But as a Christian, what do you do in a case like this? How do you decide what the right decision is?

I completely believe that the use of chemical weapons is atrocious and an act like what was seen in Syria should not receive a blind eye. But does that justify deadly, retaliatory action?

President Obama’s speech had some good lines in it.

“…it’s also a danger to our security. Let me explain why. If we fail to act, the Assad regime will see no reason to stop using chemical weapons. As the ban against these weapons erodes, other tyrants will have no reason to think twice about acquiring poison gas and using them. Over time, our troops would again face the prospect of chemical warfare on the battlefield, and it could be easier for terrorist organizations to obtain these weapons and to use them to attack civilians.”

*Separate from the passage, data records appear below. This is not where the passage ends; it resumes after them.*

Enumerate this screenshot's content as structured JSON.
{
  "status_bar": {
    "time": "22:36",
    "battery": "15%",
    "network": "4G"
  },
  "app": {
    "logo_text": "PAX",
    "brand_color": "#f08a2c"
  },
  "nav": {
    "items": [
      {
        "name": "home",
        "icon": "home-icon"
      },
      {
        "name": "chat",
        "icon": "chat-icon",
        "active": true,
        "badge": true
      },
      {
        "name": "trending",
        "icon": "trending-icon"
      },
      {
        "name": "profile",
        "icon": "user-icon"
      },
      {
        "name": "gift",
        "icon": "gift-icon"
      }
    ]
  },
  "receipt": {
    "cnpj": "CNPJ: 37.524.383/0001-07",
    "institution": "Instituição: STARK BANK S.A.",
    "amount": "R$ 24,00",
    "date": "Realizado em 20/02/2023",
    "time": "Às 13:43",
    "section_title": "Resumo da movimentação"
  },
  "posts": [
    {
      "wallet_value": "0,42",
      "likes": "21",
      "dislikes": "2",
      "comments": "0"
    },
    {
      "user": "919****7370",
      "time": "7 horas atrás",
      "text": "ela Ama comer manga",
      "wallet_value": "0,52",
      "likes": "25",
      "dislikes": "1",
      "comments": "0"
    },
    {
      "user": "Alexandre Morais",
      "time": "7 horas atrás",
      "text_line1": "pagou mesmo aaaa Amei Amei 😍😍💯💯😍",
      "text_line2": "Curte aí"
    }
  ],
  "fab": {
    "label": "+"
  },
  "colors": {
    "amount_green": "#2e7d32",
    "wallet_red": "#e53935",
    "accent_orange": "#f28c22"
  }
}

Do you believe this? Do you feel unsafe as an American in the US, or are you fearful? I personally have never feared for my safety while living in the US.

“America is not the world’s policeman. Terrible things happen across the globe, and it is beyond our means to right every wrong, but when the  modest effort and risk we can stop children from being gassed to death and thereby make our own children safer over the long run, I believe we should act. That’s what makes America different. That’s what makes us exceptional. With humility, but with resolve, let us never lose sight of that essential truth.”

This sounds really great. Very patriotic. Do you believe America isn’t “the world’s policeman”? Because I have a feeling more Americans than not probably think we are the world’s policeman. Do you think much about America’s role in the rest of the world (whether you’re American or another nationality)?

And lastly…

“The burdens of leadership are often heavy, but the world’s a better place because we have borne them.”

This statement, I believe, is true of life in general. I am challenged to be a better leader in my own life, in small ways and big ways. And on a day we remember the deaths and sacrifice of so many, how to you make a decision based on others deaths, and a decision that will almost certainly result in further loss of life?

What are your thoughts? On the situation or on President Obama’s speech. Please keep the comments calm, respectful, and tame. :)